Copy out the lines of the material that include the string "icon".

---------- GIVEN DATA ----------

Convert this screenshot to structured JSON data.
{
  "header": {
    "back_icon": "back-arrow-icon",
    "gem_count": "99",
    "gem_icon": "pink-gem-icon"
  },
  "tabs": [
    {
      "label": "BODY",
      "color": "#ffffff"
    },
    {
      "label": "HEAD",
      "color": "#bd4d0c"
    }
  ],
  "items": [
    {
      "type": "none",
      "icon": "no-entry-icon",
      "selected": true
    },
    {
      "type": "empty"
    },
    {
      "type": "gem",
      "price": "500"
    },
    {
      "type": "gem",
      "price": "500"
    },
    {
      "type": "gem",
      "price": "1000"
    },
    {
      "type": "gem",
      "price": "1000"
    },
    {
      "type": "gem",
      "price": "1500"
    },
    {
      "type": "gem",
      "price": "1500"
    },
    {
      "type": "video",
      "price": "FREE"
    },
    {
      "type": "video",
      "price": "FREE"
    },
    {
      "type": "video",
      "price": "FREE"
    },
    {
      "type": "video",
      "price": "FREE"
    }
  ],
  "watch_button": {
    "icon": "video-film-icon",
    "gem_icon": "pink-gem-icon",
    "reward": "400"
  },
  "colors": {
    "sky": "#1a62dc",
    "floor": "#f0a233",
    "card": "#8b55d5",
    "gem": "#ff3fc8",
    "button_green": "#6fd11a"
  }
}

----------

ANSWER FOR THIS EXERCISE:
    "back_icon": "back-arrow-icon",
    "gem_icon": "pink-gem-icon"
      "icon": "no-entry-icon",
    "icon": "video-film-icon",
    "gem_icon": "pink-gem-icon",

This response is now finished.